Finding out you've been diagnosed with breast cancer can be absolutely devastating. However, once you get over the shock, you'll be glad to know that many different treatment options exist.
The right treatment option for you will depend on the severity of your breast cancer, as well as other factors as evaluated by a doctor.
With that said, when possible, surgery is one of the best possible options. Through surgery, the cancerous tissue can be removed, often completely eliminating the cancer.
If surgery is an option for you, your doctor will explain thew two main types of surgery, each of which has its own advantages and disadvantages.
A mastectomy is a common method of breast cancer treatment. Through this surgical procedure, the entire breast is removed. In some cases, both breasts will need to be removed, depending on whether or not cancer is located in both breasts.

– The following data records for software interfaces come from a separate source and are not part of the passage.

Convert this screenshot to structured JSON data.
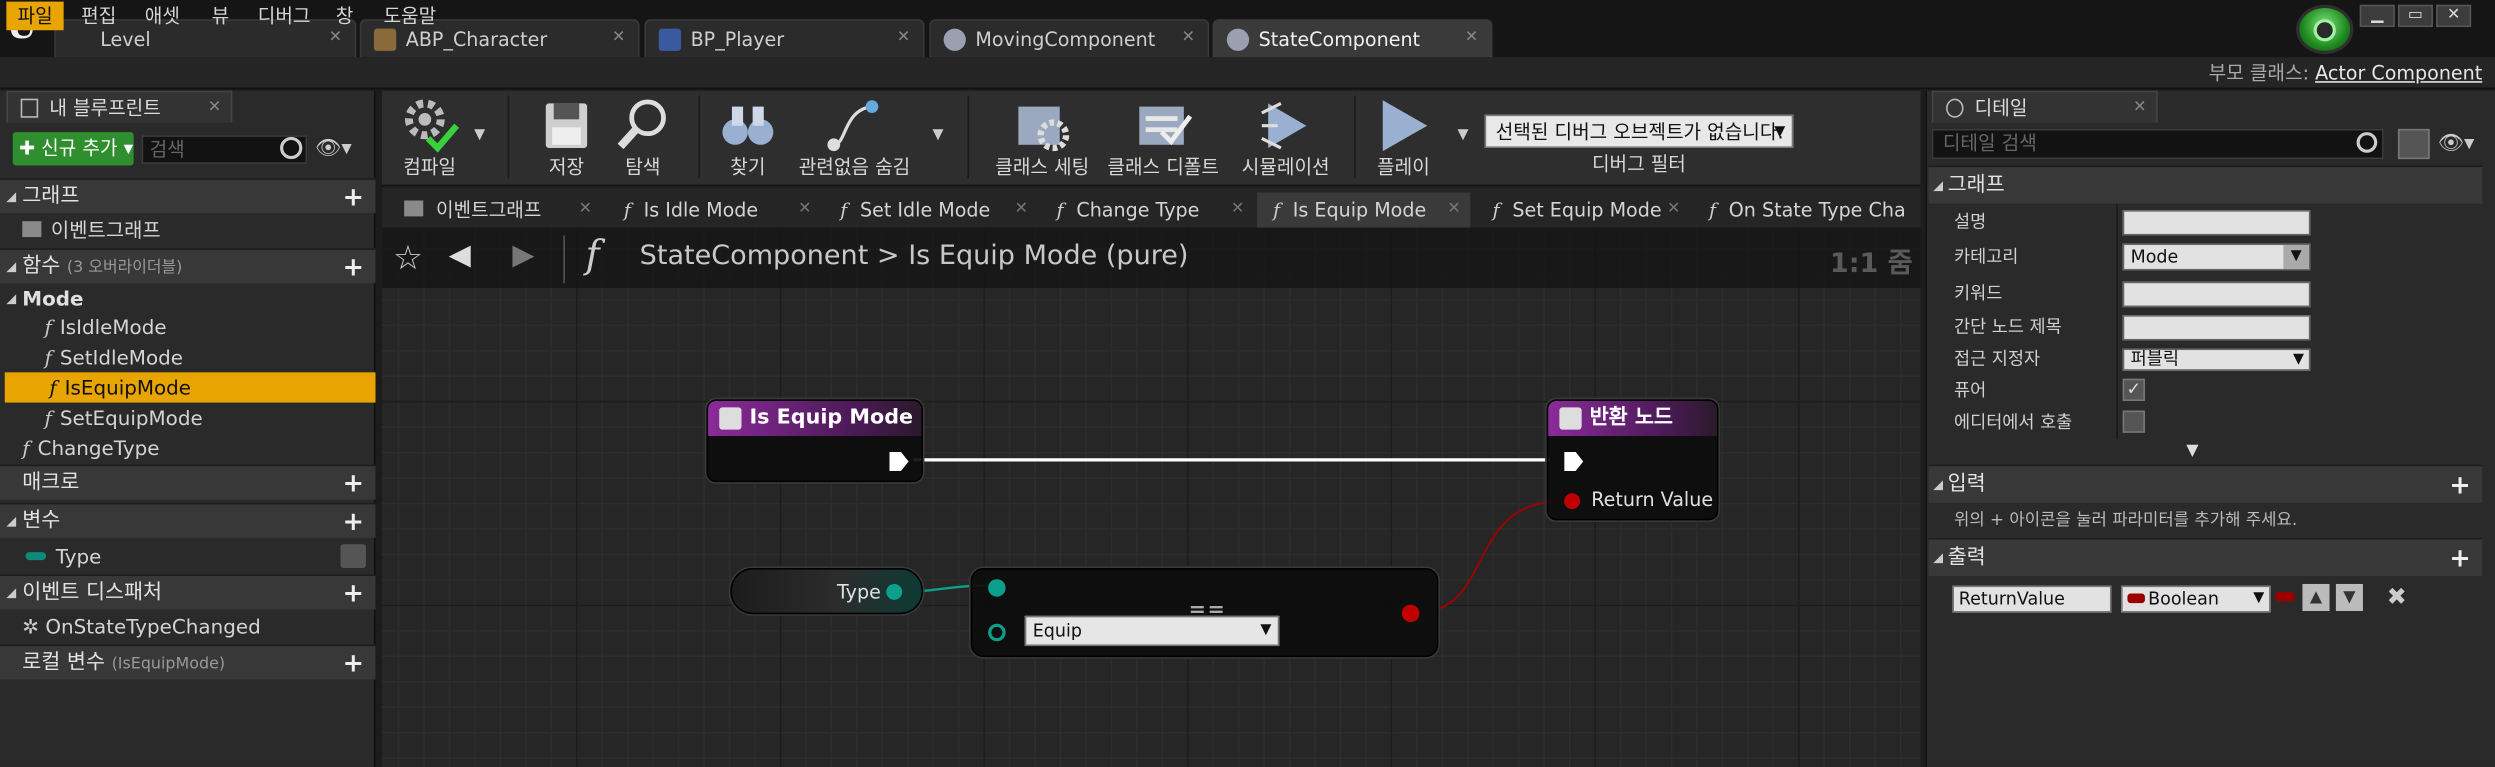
{
  "tabs": [
    {
      "label": "Level",
      "icon": "level-icon"
    },
    {
      "label": "ABP_Character",
      "icon": "anim-blueprint-icon"
    },
    {
      "label": "BP_Player",
      "icon": "blueprint-icon"
    },
    {
      "label": "MovingComponent",
      "icon": "component-icon"
    },
    {
      "label": "StateComponent",
      "icon": "component-icon"
    }
  ],
  "menu": [
    "파일",
    "편집",
    "애셋",
    "뷰",
    "디버그",
    "창",
    "도움말"
  ],
  "parent_class": {
    "label": "부모 클래스:",
    "value": "Actor Component"
  },
  "my_blueprint": {
    "tab": "내 블루프린트",
    "add_new": "신규 추가",
    "search_placeholder": "검색",
    "sections": {
      "graph": "그래프",
      "functions": "함수",
      "functions_note": "(3 오버라이더블)",
      "macros": "매크로",
      "variables": "변수",
      "dispatchers": "이벤트 디스패처",
      "local_vars": "로컬 변수",
      "local_vars_note": "(IsEquipMode)"
    },
    "event_graph": "이벤트그래프",
    "category_mode": "Mode",
    "functions": [
      "IsIdleMode",
      "SetIdleMode",
      "IsEquipMode",
      "SetEquipMode",
      "ChangeType"
    ],
    "variable": "Type",
    "dispatcher": "OnStateTypeChanged"
  },
  "toolbar": {
    "compile": "컴파일",
    "save": "저장",
    "browse": "탐색",
    "find": "찾기",
    "hide_unrelated": "관련없음 숨김",
    "class_settings": "클래스 세팅",
    "class_defaults": "클래스 디폴트",
    "simulation": "시뮬레이션",
    "play": "플레이",
    "debug_object": "선택된 디버그 오브젝트가 없습니다.",
    "debug_filter": "디버그 필터"
  },
  "graph_tabs": [
    "이벤트그래프",
    "Is Idle Mode",
    "Set Idle Mode",
    "Change Type",
    "Is Equip Mode",
    "Set Equip Mode",
    "On State Type Cha"
  ],
  "graph": {
    "breadcrumb_root": "StateComponent",
    "breadcrumb_sep": ">",
    "breadcrumb_current": "Is Equip Mode (pure)",
    "zoom": "1:1 줌",
    "entry_node": "Is Equip Mode",
    "return_node": "반환 노드",
    "return_pin": "Return Value",
    "var_node": "Type",
    "compare_symbol": "==",
    "enum_value": "Equip"
  },
  "details": {
    "tab": "디테일",
    "search_placeholder": "디테일 검색",
    "graph_section": "그래프",
    "description_label": "설명",
    "category_label": "카테고리",
    "category_value": "Mode",
    "keywords_label": "키워드",
    "compact_title_label": "간단 노드 제목",
    "access_label": "접근 지정자",
    "access_value": "퍼블릭",
    "pure_label": "퓨어",
    "call_in_editor_label": "에디터에서 호출",
    "inputs_section": "입력",
    "inputs_hint": "위의 + 아이콘을 눌러 파라미터를 추가해 주세요.",
    "outputs_section": "출력",
    "output_name": "ReturnValue",
    "output_type": "Boolean"
  },
  "colors": {
    "accent": "#e8a400",
    "bool_pin": "#9a0000",
    "enum_pin": "#00a08a",
    "add_green": "#2f8f2f"
  }
}
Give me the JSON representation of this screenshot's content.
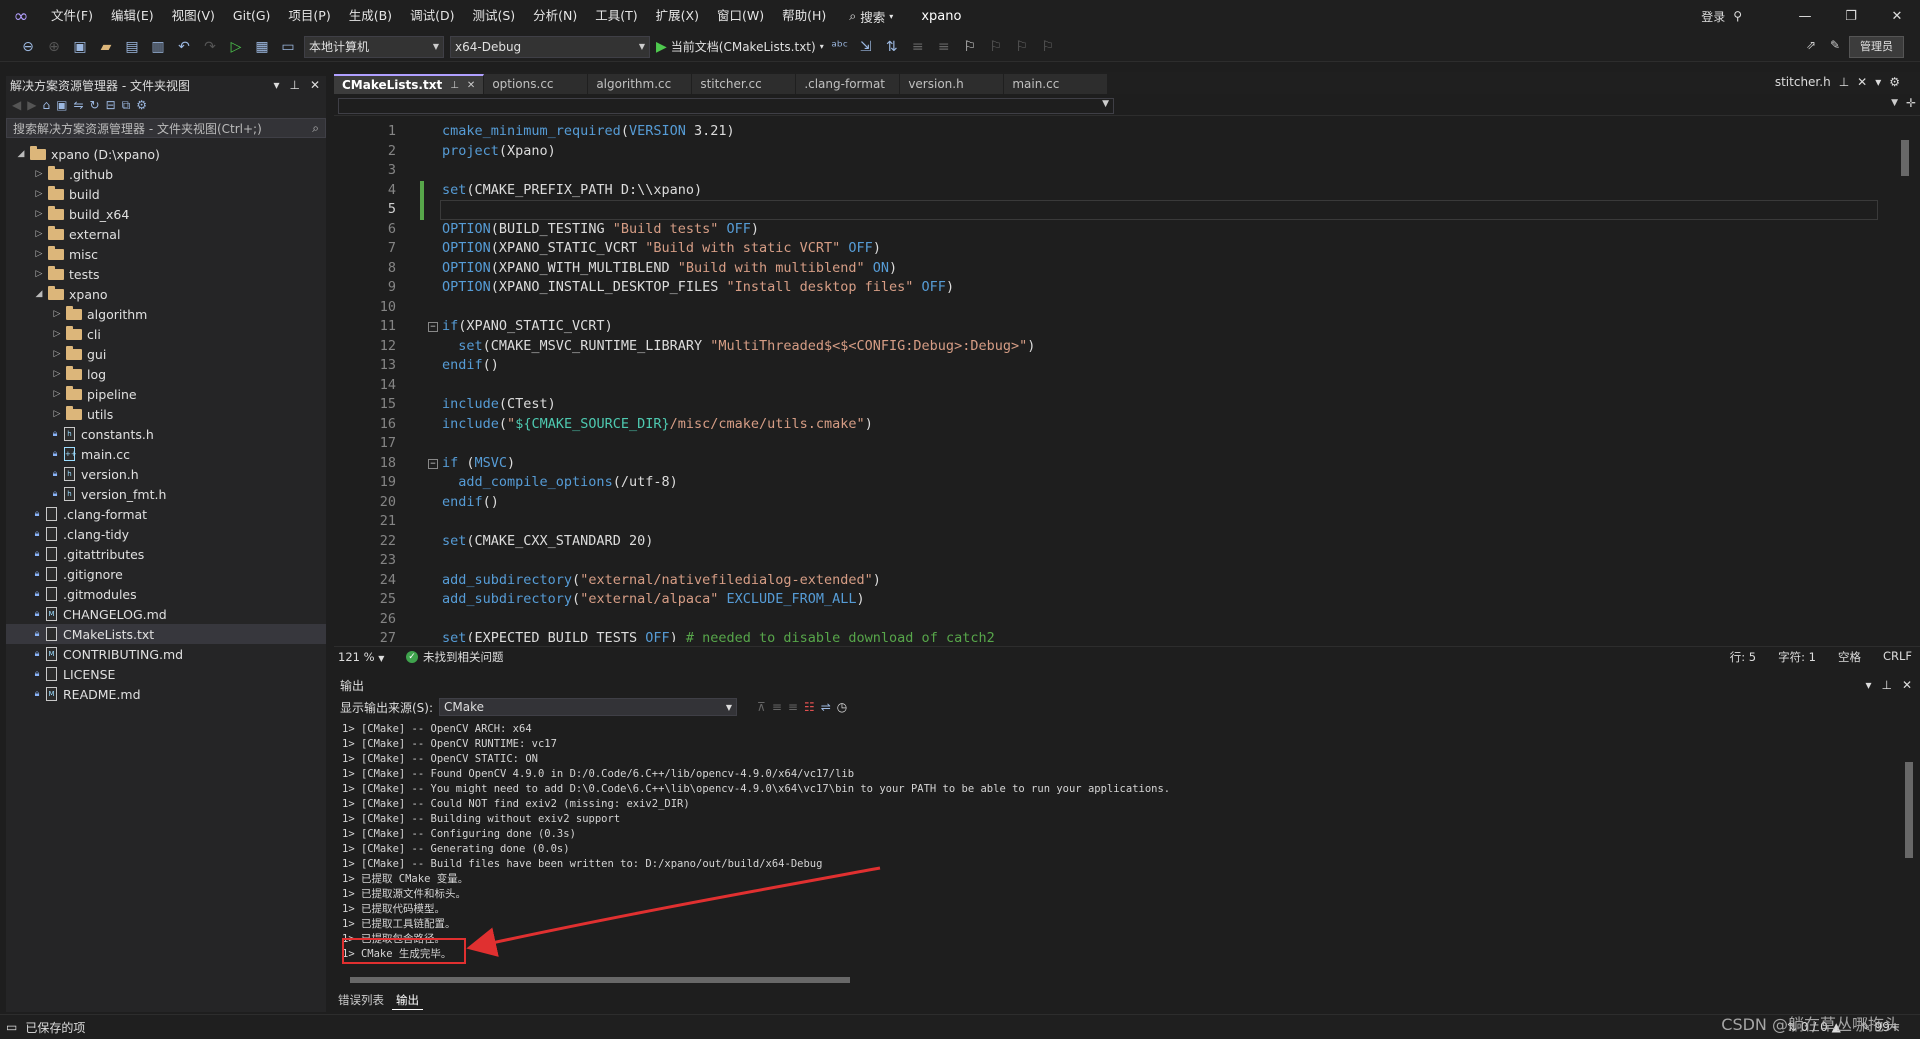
{
  "app": {
    "title": "xpano",
    "login": "登录",
    "admin": "管理员"
  },
  "menu": [
    "文件(F)",
    "编辑(E)",
    "视图(V)",
    "Git(G)",
    "项目(P)",
    "生成(B)",
    "调试(D)",
    "测试(S)",
    "分析(N)",
    "工具(T)",
    "扩展(X)",
    "窗口(W)",
    "帮助(H)"
  ],
  "search_label": "搜索",
  "toolbar": {
    "target": "本地计算机",
    "config": "x64-Debug",
    "run": "当前文档(CMakeLists.txt)"
  },
  "solution": {
    "title": "解决方案资源管理器 - 文件夹视图",
    "search_placeholder": "搜索解决方案资源管理器 - 文件夹视图(Ctrl+;)",
    "items": [
      {
        "label": "xpano (D:\\xpano)",
        "depth": 0,
        "type": "folder",
        "open": true
      },
      {
        "label": ".github",
        "depth": 1,
        "type": "folder"
      },
      {
        "label": "build",
        "depth": 1,
        "type": "folder"
      },
      {
        "label": "build_x64",
        "depth": 1,
        "type": "folder"
      },
      {
        "label": "external",
        "depth": 1,
        "type": "folder"
      },
      {
        "label": "misc",
        "depth": 1,
        "type": "folder"
      },
      {
        "label": "tests",
        "depth": 1,
        "type": "folder"
      },
      {
        "label": "xpano",
        "depth": 1,
        "type": "folder",
        "open": true
      },
      {
        "label": "algorithm",
        "depth": 2,
        "type": "folder"
      },
      {
        "label": "cli",
        "depth": 2,
        "type": "folder"
      },
      {
        "label": "gui",
        "depth": 2,
        "type": "folder"
      },
      {
        "label": "log",
        "depth": 2,
        "type": "folder"
      },
      {
        "label": "pipeline",
        "depth": 2,
        "type": "folder"
      },
      {
        "label": "utils",
        "depth": 2,
        "type": "folder"
      },
      {
        "label": "constants.h",
        "depth": 2,
        "type": "h"
      },
      {
        "label": "main.cc",
        "depth": 2,
        "type": "cc"
      },
      {
        "label": "version.h",
        "depth": 2,
        "type": "h"
      },
      {
        "label": "version_fmt.h",
        "depth": 2,
        "type": "h"
      },
      {
        "label": ".clang-format",
        "depth": 1,
        "type": "file"
      },
      {
        "label": ".clang-tidy",
        "depth": 1,
        "type": "file"
      },
      {
        "label": ".gitattributes",
        "depth": 1,
        "type": "file"
      },
      {
        "label": ".gitignore",
        "depth": 1,
        "type": "file"
      },
      {
        "label": ".gitmodules",
        "depth": 1,
        "type": "file"
      },
      {
        "label": "CHANGELOG.md",
        "depth": 1,
        "type": "md"
      },
      {
        "label": "CMakeLists.txt",
        "depth": 1,
        "type": "file",
        "selected": true
      },
      {
        "label": "CONTRIBUTING.md",
        "depth": 1,
        "type": "md"
      },
      {
        "label": "LICENSE",
        "depth": 1,
        "type": "file"
      },
      {
        "label": "README.md",
        "depth": 1,
        "type": "md"
      }
    ]
  },
  "editor": {
    "tabs": [
      "CMakeLists.txt",
      "options.cc",
      "algorithm.cc",
      "stitcher.cc",
      ".clang-format",
      "version.h",
      "main.cc"
    ],
    "right_tab": "stitcher.h",
    "current_line": 5,
    "lines": [
      {
        "n": 1,
        "parts": [
          [
            "cmd",
            "cmake_minimum_required"
          ],
          [
            "v",
            "("
          ],
          [
            "k",
            "VERSION"
          ],
          [
            "v",
            " 3.21)"
          ]
        ]
      },
      {
        "n": 2,
        "parts": [
          [
            "cmd",
            "project"
          ],
          [
            "v",
            "(Xpano)"
          ]
        ]
      },
      {
        "n": 3,
        "parts": []
      },
      {
        "n": 4,
        "parts": [
          [
            "cmd",
            "set"
          ],
          [
            "v",
            "(CMAKE_PREFIX_PATH D:\\\\xpano)"
          ]
        ]
      },
      {
        "n": 5,
        "parts": []
      },
      {
        "n": 6,
        "parts": [
          [
            "cmd",
            "OPTION"
          ],
          [
            "v",
            "(BUILD_TESTING "
          ],
          [
            "s",
            "\"Build tests\""
          ],
          [
            "k",
            " OFF"
          ],
          [
            "v",
            ")"
          ]
        ]
      },
      {
        "n": 7,
        "parts": [
          [
            "cmd",
            "OPTION"
          ],
          [
            "v",
            "(XPANO_STATIC_VCRT "
          ],
          [
            "s",
            "\"Build with static VCRT\""
          ],
          [
            "k",
            " OFF"
          ],
          [
            "v",
            ")"
          ]
        ]
      },
      {
        "n": 8,
        "parts": [
          [
            "cmd",
            "OPTION"
          ],
          [
            "v",
            "(XPANO_WITH_MULTIBLEND "
          ],
          [
            "s",
            "\"Build with multiblend\""
          ],
          [
            "k",
            " ON"
          ],
          [
            "v",
            ")"
          ]
        ]
      },
      {
        "n": 9,
        "parts": [
          [
            "cmd",
            "OPTION"
          ],
          [
            "v",
            "(XPANO_INSTALL_DESKTOP_FILES "
          ],
          [
            "s",
            "\"Install desktop files\""
          ],
          [
            "k",
            " OFF"
          ],
          [
            "v",
            ")"
          ]
        ]
      },
      {
        "n": 10,
        "parts": []
      },
      {
        "n": 11,
        "parts": [
          [
            "cmd",
            "if"
          ],
          [
            "v",
            "(XPANO_STATIC_VCRT)"
          ]
        ],
        "fold": true
      },
      {
        "n": 12,
        "parts": [
          [
            "v",
            "  "
          ],
          [
            "cmd",
            "set"
          ],
          [
            "v",
            "(CMAKE_MSVC_RUNTIME_LIBRARY "
          ],
          [
            "s",
            "\"MultiThreaded$<$<CONFIG:Debug>:Debug>\""
          ],
          [
            "v",
            ")"
          ]
        ]
      },
      {
        "n": 13,
        "parts": [
          [
            "cmd",
            "endif"
          ],
          [
            "v",
            "()"
          ]
        ]
      },
      {
        "n": 14,
        "parts": []
      },
      {
        "n": 15,
        "parts": [
          [
            "cmd",
            "include"
          ],
          [
            "v",
            "(CTest)"
          ]
        ]
      },
      {
        "n": 16,
        "parts": [
          [
            "cmd",
            "include"
          ],
          [
            "v",
            "("
          ],
          [
            "s",
            "\""
          ],
          [
            "var",
            "${CMAKE_SOURCE_DIR}"
          ],
          [
            "s",
            "/misc/cmake/utils.cmake\""
          ],
          [
            "v",
            ")"
          ]
        ]
      },
      {
        "n": 17,
        "parts": []
      },
      {
        "n": 18,
        "parts": [
          [
            "cmd",
            "if"
          ],
          [
            "v",
            " ("
          ],
          [
            "k",
            "MSVC"
          ],
          [
            "v",
            ")"
          ]
        ],
        "fold": true
      },
      {
        "n": 19,
        "parts": [
          [
            "v",
            "  "
          ],
          [
            "cmd",
            "add_compile_options"
          ],
          [
            "v",
            "(/utf-8)"
          ]
        ]
      },
      {
        "n": 20,
        "parts": [
          [
            "cmd",
            "endif"
          ],
          [
            "v",
            "()"
          ]
        ]
      },
      {
        "n": 21,
        "parts": []
      },
      {
        "n": 22,
        "parts": [
          [
            "cmd",
            "set"
          ],
          [
            "v",
            "(CMAKE_CXX_STANDARD 20)"
          ]
        ]
      },
      {
        "n": 23,
        "parts": []
      },
      {
        "n": 24,
        "parts": [
          [
            "cmd",
            "add_subdirectory"
          ],
          [
            "v",
            "("
          ],
          [
            "s",
            "\"external/nativefiledialog-extended\""
          ],
          [
            "v",
            ")"
          ]
        ]
      },
      {
        "n": 25,
        "parts": [
          [
            "cmd",
            "add_subdirectory"
          ],
          [
            "v",
            "("
          ],
          [
            "s",
            "\"external/alpaca\""
          ],
          [
            "k",
            " EXCLUDE_FROM_ALL"
          ],
          [
            "v",
            ")"
          ]
        ]
      },
      {
        "n": 26,
        "parts": []
      },
      {
        "n": 27,
        "parts": [
          [
            "cmd",
            "set"
          ],
          [
            "v",
            "(EXPECTED_BUILD_TESTS "
          ],
          [
            "k",
            "OFF"
          ],
          [
            "v",
            ") "
          ],
          [
            "c",
            "# needed to disable download of catch2"
          ]
        ]
      }
    ]
  },
  "editor_status": {
    "zoom": "121 %",
    "issues": "未找到相关问题",
    "line": "行: 5",
    "char": "字符: 1",
    "indent": "空格",
    "eol": "CRLF"
  },
  "output": {
    "title": "输出",
    "source_label": "显示输出来源(S):",
    "source": "CMake",
    "lines": [
      "1> [CMake] -- OpenCV ARCH: x64",
      "1> [CMake] -- OpenCV RUNTIME: vc17",
      "1> [CMake] -- OpenCV STATIC: ON",
      "1> [CMake] -- Found OpenCV 4.9.0 in D:/0.Code/6.C++/lib/opencv-4.9.0/x64/vc17/lib",
      "1> [CMake] -- You might need to add D:\\0.Code\\6.C++\\lib\\opencv-4.9.0\\x64\\vc17\\bin to your PATH to be able to run your applications.",
      "1> [CMake] -- Could NOT find exiv2 (missing: exiv2_DIR)",
      "1> [CMake] -- Building without exiv2 support",
      "1> [CMake] -- Configuring done (0.3s)",
      "1> [CMake] -- Generating done (0.0s)",
      "1> [CMake] -- Build files have been written to: D:/xpano/out/build/x64-Debug",
      "1> 已提取 CMake 变量。",
      "1> 已提取源文件和标头。",
      "1> 已提取代码模型。",
      "1> 已提取工具链配置。",
      "1> 已提取包含路径。",
      "1> CMake 生成完毕。"
    ]
  },
  "bottom_tabs": [
    "错误列表",
    "输出"
  ],
  "status": {
    "saved": "已保存的项",
    "git": "0 / 0",
    "notifications": "99+"
  },
  "watermark": "CSDN @躺在草丛哪拖头"
}
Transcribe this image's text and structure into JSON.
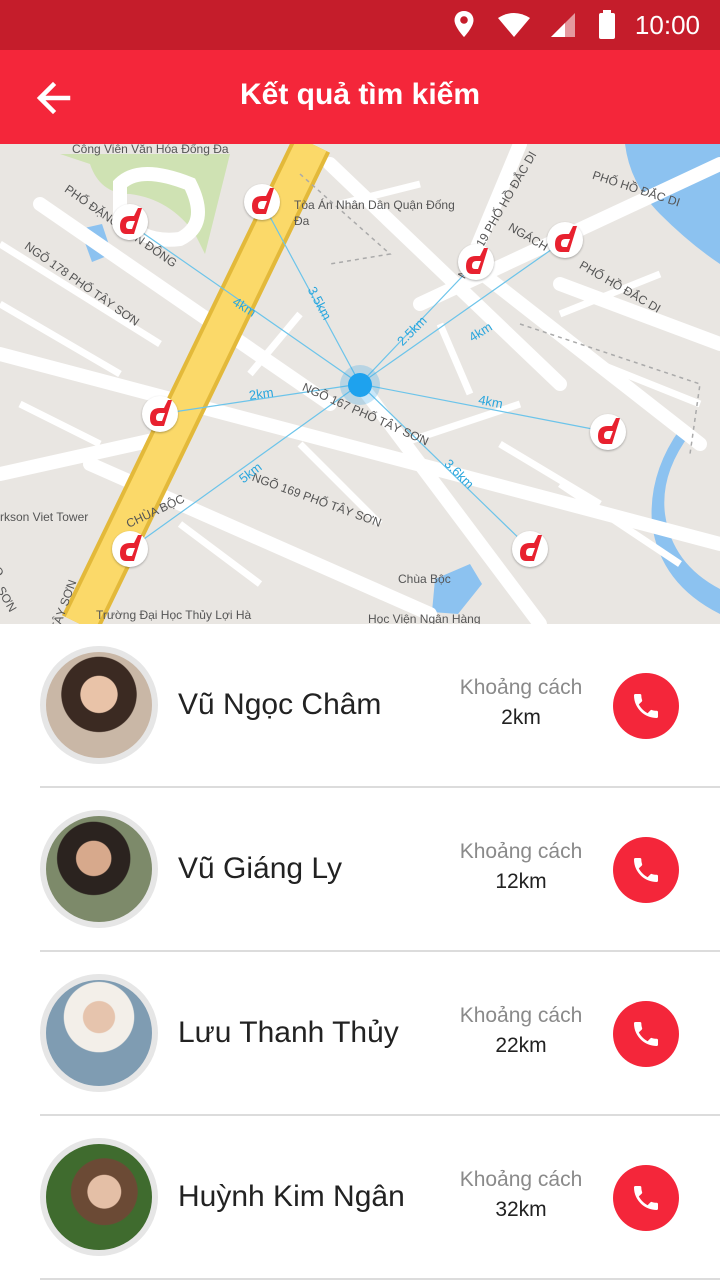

One nice thing about a mastectomy is that, once you've had the breast removed, there is not a possibility of breast cancer coming back and affecting you.
Of course, however, you do have to deal with the confidence and self-image issues that many people experience following a mastectomy. Fortunately, there are prosthetic devices and even surgical reconstruction options that you may consider.
You also have to consider that a mastectomy tends to be more invasive, expensive, and time-consuming than the other surgical option.
Choosing to have a mastectomy is never easy, but for many individuals, it does prove to be the right option, especially if they have a high chance of cancer recurrence or have certain risk factors that make them more predisposed to breast cancer than the average person.
Many individuals with breast cancer greatly prefer to have a lumpectomy, which removes only part of the breast tissue.
Unfortunately, though, not everyone will qualify for a lumpectomy. In order for most doctors to consider the procedure, you must have only one cancerous area in the breast, and the area must be small in size.
If lumpectomy is an option for you, consider that your breasts may differ in size following the procedure, though cosmetic options may be available after you have healed.
Also, doctors usually advise radiation following a lumpectomy, which means you will have a longer recovery process. Plus, with a lumpectomy, there is always a chance that the cancer will return. For many people, though, a lumpectomy does take care of the cancer fully.
When it comes to breast cancer, there are no easy options. However, knowing your choices and talking them over carefully with a trained medical professional can enable and empower you to make the best possible decision for yourself and your overall health and quality of life.Share